In early September, at the peak of the virus’s hold in India, I fell ill. I immediately gave a sample for testing and isolated myself in a room at home. My family would leave my meals at the door; I stayed locked in for five days. The test results never arrived. Later, the lab told me that they were so busy that they didn’t bother dispatching the reports if one tested negative. No news was good news.

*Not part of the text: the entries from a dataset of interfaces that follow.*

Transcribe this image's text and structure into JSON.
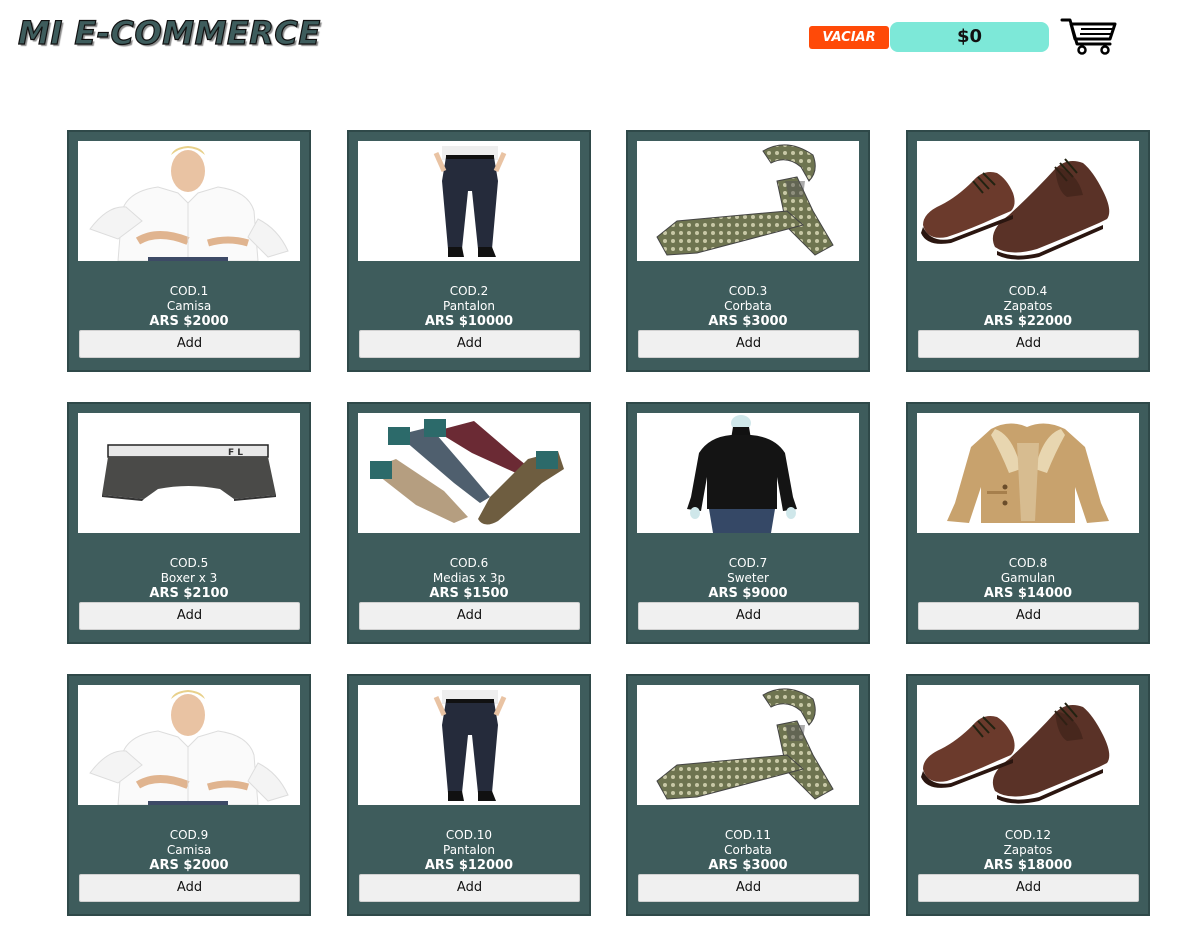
{
  "header": {
    "brand": "MI E-COMMERCE",
    "empty_label": "VACIAR",
    "total": "$0",
    "cart_icon": "shopping-cart-icon"
  },
  "products": [
    {
      "code": "COD.1",
      "name": "Camisa",
      "price": "ARS $2000",
      "image": "shirt",
      "add_label": "Add"
    },
    {
      "code": "COD.2",
      "name": "Pantalon",
      "price": "ARS $10000",
      "image": "pants",
      "add_label": "Add"
    },
    {
      "code": "COD.3",
      "name": "Corbata",
      "price": "ARS $3000",
      "image": "tie",
      "add_label": "Add"
    },
    {
      "code": "COD.4",
      "name": "Zapatos",
      "price": "ARS $22000",
      "image": "shoes",
      "add_label": "Add"
    },
    {
      "code": "COD.5",
      "name": "Boxer x 3",
      "price": "ARS $2100",
      "image": "boxer",
      "add_label": "Add"
    },
    {
      "code": "COD.6",
      "name": "Medias x 3p",
      "price": "ARS $1500",
      "image": "socks",
      "add_label": "Add"
    },
    {
      "code": "COD.7",
      "name": "Sweter",
      "price": "ARS $9000",
      "image": "sweater",
      "add_label": "Add"
    },
    {
      "code": "COD.8",
      "name": "Gamulan",
      "price": "ARS $14000",
      "image": "coat",
      "add_label": "Add"
    },
    {
      "code": "COD.9",
      "name": "Camisa",
      "price": "ARS $2000",
      "image": "shirt",
      "add_label": "Add"
    },
    {
      "code": "COD.10",
      "name": "Pantalon",
      "price": "ARS $12000",
      "image": "pants",
      "add_label": "Add"
    },
    {
      "code": "COD.11",
      "name": "Corbata",
      "price": "ARS $3000",
      "image": "tie",
      "add_label": "Add"
    },
    {
      "code": "COD.12",
      "name": "Zapatos",
      "price": "ARS $18000",
      "image": "shoes",
      "add_label": "Add"
    }
  ],
  "colors": {
    "card_bg": "#3e5c5c",
    "empty_button": "#ff4a08",
    "total_box": "#7de8d8"
  }
}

On the 23rd of September, I was on my way to our garden Rangajan. I was dismayed when my manager, Podum Borah, said he had had a fever for six days. I insisted that he immediately drop everything and get tested. Not surprisingly, he tested positive and had to go into an isolation camp. When they tested his oxygen levels, it was relatively low. They admitted Podum to the only hospital that was treating Covid patients, Jorhat Medical College and Hospital. We spoke over the phone nearly every day until four days later, he fell into a coma and was put on a ventilator. Three days later, he passed away. He had been with us for the past 26 years, an appointee of my late father. We found his appointment letter, which my father had signed. It brought back many memories.
Podum’s passing was a massive blow to all of us in the company. We started mass testing at Aideobarie and Rangajan. There was still a taboo attached to testing positive compounded by the fear of the isolation camp. All four members of the family that looks after my house on Aideobarie tested positive. Our factory assistant manager lost his mother to Covid. It was stressful, beyond words, to worry about a workforce of 700 people and their families. It’s an enormous responsibility, and the anxiety was unprecedented.

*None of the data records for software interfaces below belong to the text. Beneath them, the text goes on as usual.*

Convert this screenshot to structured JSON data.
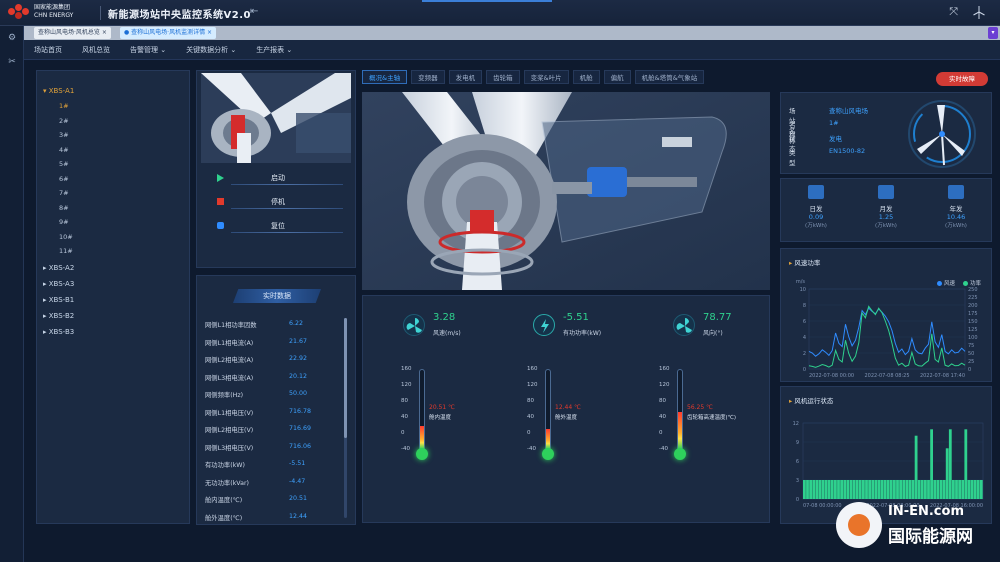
{
  "header": {
    "company_cn": "国家能源集团",
    "company_en": "CHN ENERGY",
    "title": "新能源场站中央监控系统V2.0",
    "menu_icon": "menu-collapse-icon",
    "right_icons": [
      "fullscreen-icon",
      "wind-turbine-icon"
    ]
  },
  "sidebar_icons": [
    "gear-icon",
    "tools-icon"
  ],
  "tabs": [
    {
      "label": "查称山风电场·风机总览"
    },
    {
      "label": "查称山风电场·风机监测详情"
    }
  ],
  "nav": [
    "场站首页",
    "风机总览",
    "告警管理 ⌄",
    "关键数据分析 ⌄",
    "生产报表 ⌄"
  ],
  "tree": {
    "groups": [
      "XBS-A1",
      "XBS-A2",
      "XBS-A3",
      "XBS-B1",
      "XBS-B2",
      "XBS-B3"
    ],
    "a1_units": [
      "1#",
      "2#",
      "3#",
      "4#",
      "5#",
      "6#",
      "7#",
      "8#",
      "9#",
      "10#",
      "11#"
    ]
  },
  "controls": {
    "start": "启动",
    "stop": "停机",
    "reset": "复位"
  },
  "realtime": {
    "title": "实时数据",
    "rows": [
      {
        "k": "网侧L1相功率因数",
        "v": "6.22"
      },
      {
        "k": "网侧L1相电流(A)",
        "v": "21.67"
      },
      {
        "k": "网侧L2相电流(A)",
        "v": "22.92"
      },
      {
        "k": "网侧L3相电流(A)",
        "v": "20.12"
      },
      {
        "k": "网侧频率(Hz)",
        "v": "50.00"
      },
      {
        "k": "网侧L1相电压(V)",
        "v": "716.78"
      },
      {
        "k": "网侧L2相电压(V)",
        "v": "716.69"
      },
      {
        "k": "网侧L3相电压(V)",
        "v": "716.06"
      },
      {
        "k": "有功功率(kW)",
        "v": "-5.51"
      },
      {
        "k": "无功功率(kVar)",
        "v": "-4.47"
      },
      {
        "k": "舱内温度(℃)",
        "v": "20.51"
      },
      {
        "k": "舱外温度(℃)",
        "v": "12.44"
      }
    ]
  },
  "subtabs": [
    "概况&主轴",
    "变频器",
    "发电机",
    "齿轮箱",
    "变桨&叶片",
    "机舱",
    "偏航",
    "机舱&塔筒&气象站"
  ],
  "live_button": "实时故障",
  "metrics": [
    {
      "value": "3.28",
      "name": "风速(m/s)",
      "icon": "fan-icon"
    },
    {
      "value": "-5.51",
      "name": "有功功率(kW)",
      "icon": "power-icon"
    },
    {
      "value": "78.77",
      "name": "风向(°)",
      "icon": "wind-direction-icon"
    }
  ],
  "thermo_axis": [
    "160",
    "120",
    "80",
    "40",
    "0",
    "-40"
  ],
  "thermometers": [
    {
      "value": "20.51 ℃",
      "name": "舱内温度",
      "level": 0.3
    },
    {
      "value": "12.44 ℃",
      "name": "舱外温度",
      "level": 0.26
    },
    {
      "value": "56.25 ℃",
      "name": "齿轮箱高速温度(℃)",
      "level": 0.48
    }
  ],
  "info": {
    "rows": [
      {
        "k": "场站名称",
        "v": "查称山风电场"
      },
      {
        "k": "名称",
        "v": "1#"
      },
      {
        "k": "状态",
        "v": "发电"
      },
      {
        "k": "类型",
        "v": "EN1500-82"
      }
    ]
  },
  "energy": [
    {
      "name": "日发",
      "value": "0.09",
      "unit": "(万kWh)"
    },
    {
      "name": "月发",
      "value": "1.25",
      "unit": "(万kWh)"
    },
    {
      "name": "年发",
      "value": "10.46",
      "unit": "(万kWh)"
    }
  ],
  "chart_data": [
    {
      "type": "line",
      "title": "风速功率",
      "legend": [
        "风速",
        "功率"
      ],
      "ylabel_left": "m/s",
      "ylim_left": [
        0,
        10
      ],
      "ylim_right": [
        0,
        250
      ],
      "yticks_left": [
        "0",
        "2",
        "4",
        "6",
        "8",
        "10"
      ],
      "yticks_right": [
        "0",
        "25",
        "50",
        "75",
        "100",
        "125",
        "150",
        "175",
        "200",
        "225",
        "250"
      ],
      "xticks": [
        "2022-07-08 00:00",
        "2022-07-08 08:25",
        "2022-07-08 17:40"
      ],
      "series": [
        {
          "name": "风速",
          "color": "#2f8cff",
          "values": [
            2.2,
            2.0,
            1.6,
            1.9,
            2.4,
            2.1,
            1.7,
            2.3,
            4.5,
            3.2,
            2.8,
            5.6,
            4.0,
            2.9,
            3.6,
            5.2,
            7.3,
            6.8,
            7.6,
            7.2,
            6.9,
            7.5,
            7.1,
            6.6,
            5.9,
            4.8,
            3.2,
            2.1,
            2.5,
            1.8,
            2.2,
            3.8,
            2.4,
            2.0,
            1.9,
            2.6,
            3.1,
            5.9,
            3.4,
            2.7,
            4.3,
            2.2,
            1.9,
            2.4,
            2.0,
            2.1,
            2.6,
            2.2
          ]
        },
        {
          "name": "功率",
          "color": "#2fd18e",
          "values": [
            10,
            8,
            5,
            9,
            14,
            11,
            6,
            12,
            58,
            30,
            22,
            90,
            48,
            24,
            40,
            82,
            175,
            160,
            196,
            182,
            170,
            190,
            176,
            150,
            120,
            80,
            34,
            12,
            18,
            8,
            12,
            52,
            16,
            10,
            9,
            18,
            26,
            110,
            30,
            22,
            66,
            12,
            8,
            16,
            10,
            11,
            18,
            12
          ]
        }
      ]
    },
    {
      "type": "bar",
      "title": "风机运行状态",
      "ylim": [
        0,
        12
      ],
      "yticks": [
        "0",
        "3",
        "6",
        "9",
        "12"
      ],
      "xticks": [
        "07-08 00:00:00",
        "2022-07-08 08:00:00",
        "2022-07-08 16:00:00"
      ],
      "series": [
        {
          "name": "状态",
          "color": "#2fd18e",
          "values": [
            3,
            3,
            3,
            3,
            3,
            3,
            3,
            3,
            3,
            3,
            3,
            3,
            3,
            3,
            3,
            3,
            3,
            3,
            3,
            3,
            3,
            3,
            3,
            3,
            3,
            3,
            3,
            3,
            3,
            3,
            3,
            3,
            3,
            3,
            3,
            3,
            10,
            3,
            3,
            3,
            3,
            11,
            3,
            3,
            3,
            3,
            8,
            11,
            3,
            3,
            3,
            3,
            11,
            3,
            3,
            3,
            3,
            3
          ]
        }
      ]
    }
  ],
  "watermark": {
    "line1": "IN-EN.com",
    "line2": "国际能源网"
  }
}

Durga Puja and Diwali arrived, and as quickly as the pandemic had peaked. We were steeling ourselves for the worst; it seemed that we were now seeing some respite. The numbers reported were plateauing, the curve was flattening, and eventually began their downward spiral.
Through it all, of course, work continued. With an absent first flush, there had been a massive shortage of tea. The market reacted positively, and prices went up. We were able to revive our cash flow and bring back the equilibrium in the business. I had wondered if I would be able to see this day, as we didn’t know if we would be able to sell teas, to ship teas out. I had hoped to survive the pandemic, keep things going, make sure my people had food to eat. So, to be able to achieve a little more was indeed a blessing. We continued our harvest and production until December, closing for the winter. Every day of the year, we prayed that we would close the season and move on.

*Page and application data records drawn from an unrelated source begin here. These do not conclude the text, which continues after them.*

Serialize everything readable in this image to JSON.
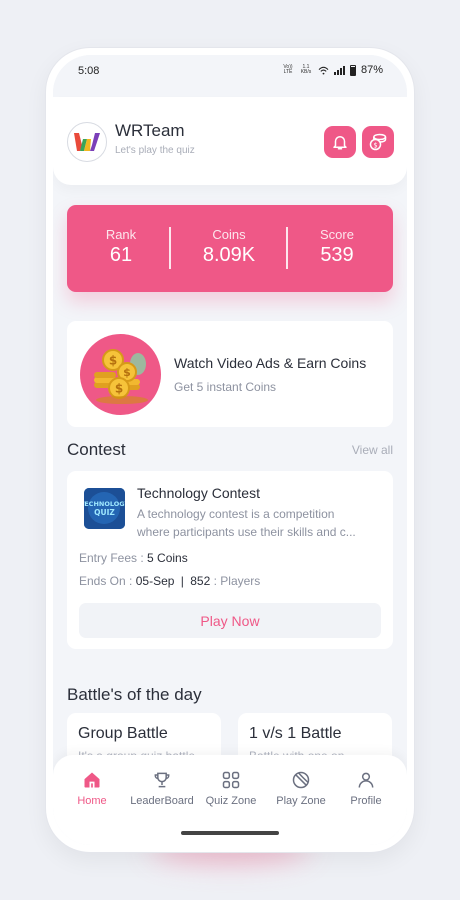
{
  "status_bar": {
    "time": "5:08",
    "network_type": "Vo)) LTE",
    "speed": "1.1 KB/s",
    "battery": "87%"
  },
  "header": {
    "title": "WRTeam",
    "subtitle": "Let's play the quiz",
    "logo_letter": "W"
  },
  "stats": [
    {
      "label": "Rank",
      "value": "61"
    },
    {
      "label": "Coins",
      "value": "8.09K"
    },
    {
      "label": "Score",
      "value": "539"
    }
  ],
  "ads_card": {
    "title": "Watch Video Ads & Earn Coins",
    "subtitle": "Get 5 instant Coins"
  },
  "contest_section": {
    "title": "Contest",
    "view_all": "View all"
  },
  "contest": {
    "thumb_text": "TECHNOLOGY QUIZ",
    "title": "Technology Contest",
    "description_line1": "A technology contest is a competition",
    "description_line2": "where participants use their skills and c...",
    "entry_label": "Entry Fees :",
    "entry_value": "5 Coins",
    "ends_label": "Ends On :",
    "ends_value": "05-Sep",
    "separator": "|",
    "players_value": "852",
    "players_label": ": Players",
    "button": "Play Now"
  },
  "battles_section": {
    "title": "Battle's of the day"
  },
  "battles": [
    {
      "title": "Group Battle",
      "description": "It's a group quiz battle"
    },
    {
      "title": "1 v/s 1 Battle",
      "description": "Battle with one on"
    }
  ],
  "bottom_nav": [
    {
      "label": "Home",
      "icon": "home-icon",
      "active": true
    },
    {
      "label": "LeaderBoard",
      "icon": "trophy-icon",
      "active": false
    },
    {
      "label": "Quiz Zone",
      "icon": "grid-icon",
      "active": false
    },
    {
      "label": "Play Zone",
      "icon": "ball-icon",
      "active": false
    },
    {
      "label": "Profile",
      "icon": "user-icon",
      "active": false
    }
  ],
  "colors": {
    "accent": "#ef5887",
    "background": "#f3f5f9",
    "text": "#2b2f3a",
    "muted": "#8d92a0"
  }
}
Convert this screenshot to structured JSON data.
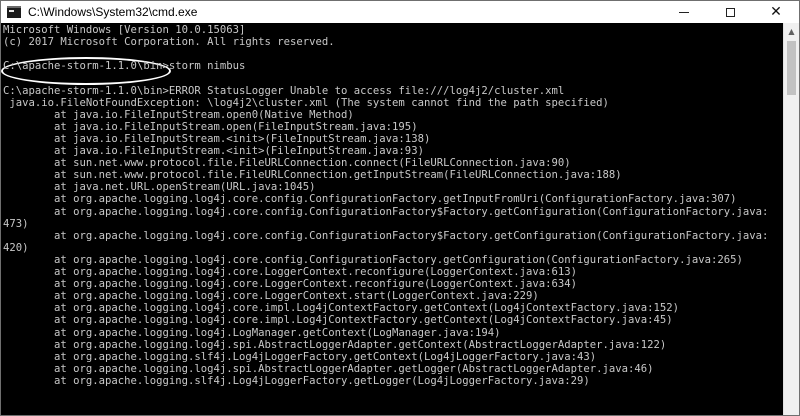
{
  "window": {
    "title": "C:\\Windows\\System32\\cmd.exe",
    "icon": "cmd-icon"
  },
  "controls": {
    "minimize_icon": "minimize-icon",
    "maximize_icon": "maximize-icon",
    "close_icon": "close-icon",
    "close_glyph": "✕"
  },
  "console": {
    "lines": [
      "Microsoft Windows [Version 10.0.15063]",
      "(c) 2017 Microsoft Corporation. All rights reserved.",
      "",
      "C:\\apache-storm-1.1.0\\bin>storm nimbus",
      "",
      "C:\\apache-storm-1.1.0\\bin>ERROR StatusLogger Unable to access file:///log4j2/cluster.xml",
      " java.io.FileNotFoundException: \\log4j2\\cluster.xml (The system cannot find the path specified)",
      "        at java.io.FileInputStream.open0(Native Method)",
      "        at java.io.FileInputStream.open(FileInputStream.java:195)",
      "        at java.io.FileInputStream.<init>(FileInputStream.java:138)",
      "        at java.io.FileInputStream.<init>(FileInputStream.java:93)",
      "        at sun.net.www.protocol.file.FileURLConnection.connect(FileURLConnection.java:90)",
      "        at sun.net.www.protocol.file.FileURLConnection.getInputStream(FileURLConnection.java:188)",
      "        at java.net.URL.openStream(URL.java:1045)",
      "        at org.apache.logging.log4j.core.config.ConfigurationFactory.getInputFromUri(ConfigurationFactory.java:307)",
      "        at org.apache.logging.log4j.core.config.ConfigurationFactory$Factory.getConfiguration(ConfigurationFactory.java:",
      "473)",
      "        at org.apache.logging.log4j.core.config.ConfigurationFactory$Factory.getConfiguration(ConfigurationFactory.java:",
      "420)",
      "        at org.apache.logging.log4j.core.config.ConfigurationFactory.getConfiguration(ConfigurationFactory.java:265)",
      "        at org.apache.logging.log4j.core.LoggerContext.reconfigure(LoggerContext.java:613)",
      "        at org.apache.logging.log4j.core.LoggerContext.reconfigure(LoggerContext.java:634)",
      "        at org.apache.logging.log4j.core.LoggerContext.start(LoggerContext.java:229)",
      "        at org.apache.logging.log4j.core.impl.Log4jContextFactory.getContext(Log4jContextFactory.java:152)",
      "        at org.apache.logging.log4j.core.impl.Log4jContextFactory.getContext(Log4jContextFactory.java:45)",
      "        at org.apache.logging.log4j.LogManager.getContext(LogManager.java:194)",
      "        at org.apache.logging.log4j.spi.AbstractLoggerAdapter.getContext(AbstractLoggerAdapter.java:122)",
      "        at org.apache.logging.slf4j.Log4jLoggerFactory.getContext(Log4jLoggerFactory.java:43)",
      "        at org.apache.logging.log4j.spi.AbstractLoggerAdapter.getLogger(AbstractLoggerAdapter.java:46)",
      "        at org.apache.logging.slf4j.Log4jLoggerFactory.getLogger(Log4jLoggerFactory.java:29)"
    ],
    "text_color": "#c8c8c8",
    "background_color": "#000000"
  },
  "scrollbar": {
    "up_arrow_icon": "scroll-up-arrow-icon"
  }
}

As I look back at 2020, it was also a lesson to pare back to the essentials. Forced to prioritise, I, like many of us, found that my needs were few. During the lockdown, finding myself with more time than I have had in a long time, I was able to turn my attention to my home and family. Yes, it was an anxious time but forced to stay indoors, I was able to help with the chores, tend to my mother’s garden… life before the pandemic was all about work. It was work that determined how much time I had left for people and things I enjoyed. Is work so important, my mother had asked? I didn’t have an answer for her then.
As restrictions have lifted, and life bears some resemblance to a world we knew once before, I realise that it’s easy to slip back into the busy routine of our days. But is work the purpose of our lives or the source of happiness? At this juncture, I say not. What then is? How have we changed as people? How do we understand life better? How can we stop taking nature for granted?
In Jorhat, where I live, my 11-year old asks me to teach her how to sanitise her desk and chair at school as they reopen. I can tell she’s jittery about returning to school, a place that has always spelt safety and security. Another reminder that this battle with the invisible army is still underway.
As I now wait for the Covid vaccine, I wonder about the real lessons from the year.